Epiphany! What a wonderful word. Even its secular definition is thrilling: “a sudden realization about the nature or meaning of something.” It brings all sorts of images to mind: a light bulb suddenly turning on, shedding brilliant illumination; a revelation that brings a gasp; an idea so vivid we pause and give thanks; a truth so powerful we fall to our knees. On Sunday, January 6, 2019 we celebrate the Solemnity of the Epiphany of the Lord. The feast of the Epiphany is all of those things and more. We celebrate the mysterious appearance at Jesus’ birthplace of three men from the East. They had set off on a most quixotic journey, seeking what they would find at the end of a star’s dazzling rays. What, we wonder, did they make of the epiphany with which their journey ended? Did they spend the rest of their lives trying to discern what their discovery of the baby meant, or did the Christ Child gift them with “a sudden realization” of His nature? What more could they, or we, want of a life’s journey, than to find, in our epiphany, the Christ waiting for us? The twelve days of Christmas have led us to this place, where Gentiles from afar have discovered Christ, thereby revealing that He came for everyone, for each one of us throughout history, and not just for the Jewish people to whom he was born. The feast of Epiphany brings us to the last week of our liturgical celebration of Christmas. But for the Christian steward, Epiphany is not an end but a beginning. This feast reminds us that the New Year beckons us to openness about the epiphanies to which God leads us if we but keep an open, prayerful heart, a heart full of deep, awed gratitude. Let us pray never to become too jaded, too full of certainty, too wrapped up in the routine of life to be asleep at the time of epiphany.

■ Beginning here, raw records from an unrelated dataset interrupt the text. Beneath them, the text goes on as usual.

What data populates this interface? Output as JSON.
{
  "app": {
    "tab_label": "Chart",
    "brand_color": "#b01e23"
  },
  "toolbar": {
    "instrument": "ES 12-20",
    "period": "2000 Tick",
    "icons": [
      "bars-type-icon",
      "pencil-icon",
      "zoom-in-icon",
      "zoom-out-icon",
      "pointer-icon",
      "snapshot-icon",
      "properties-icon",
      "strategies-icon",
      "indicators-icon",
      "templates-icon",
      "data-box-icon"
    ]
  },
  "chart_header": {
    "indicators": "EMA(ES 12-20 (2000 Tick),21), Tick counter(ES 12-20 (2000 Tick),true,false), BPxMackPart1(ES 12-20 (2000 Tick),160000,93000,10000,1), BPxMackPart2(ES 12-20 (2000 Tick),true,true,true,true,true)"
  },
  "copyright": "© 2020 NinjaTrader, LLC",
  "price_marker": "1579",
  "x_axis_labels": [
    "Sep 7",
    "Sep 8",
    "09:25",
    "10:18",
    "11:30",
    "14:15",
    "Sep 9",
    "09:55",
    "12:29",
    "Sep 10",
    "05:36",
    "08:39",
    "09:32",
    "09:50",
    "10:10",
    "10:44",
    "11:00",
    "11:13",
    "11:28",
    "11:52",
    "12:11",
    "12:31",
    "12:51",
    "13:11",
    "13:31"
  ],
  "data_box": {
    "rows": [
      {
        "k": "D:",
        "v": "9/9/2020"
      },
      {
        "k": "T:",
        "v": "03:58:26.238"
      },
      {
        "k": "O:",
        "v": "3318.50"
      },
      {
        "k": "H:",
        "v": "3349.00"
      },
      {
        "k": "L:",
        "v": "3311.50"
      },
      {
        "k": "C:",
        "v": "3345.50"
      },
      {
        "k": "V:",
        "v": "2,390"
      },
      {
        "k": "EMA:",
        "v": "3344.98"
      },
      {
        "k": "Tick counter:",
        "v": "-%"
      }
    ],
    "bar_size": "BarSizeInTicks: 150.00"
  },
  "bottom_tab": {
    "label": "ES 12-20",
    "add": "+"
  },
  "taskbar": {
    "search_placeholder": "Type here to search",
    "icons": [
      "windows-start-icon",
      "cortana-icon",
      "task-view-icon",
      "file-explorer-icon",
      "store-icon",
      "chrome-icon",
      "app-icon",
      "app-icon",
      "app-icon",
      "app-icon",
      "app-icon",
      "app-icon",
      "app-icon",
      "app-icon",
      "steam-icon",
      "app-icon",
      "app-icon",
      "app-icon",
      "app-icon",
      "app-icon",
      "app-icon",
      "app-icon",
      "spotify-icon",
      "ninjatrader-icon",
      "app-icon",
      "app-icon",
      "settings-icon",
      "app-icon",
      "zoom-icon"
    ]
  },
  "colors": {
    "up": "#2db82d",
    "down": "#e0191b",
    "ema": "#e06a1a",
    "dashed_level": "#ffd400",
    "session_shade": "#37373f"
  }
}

If we could resolve to keep only one New Year’s Resolution, let it be this: to pay attention to the epiphanies God places before us.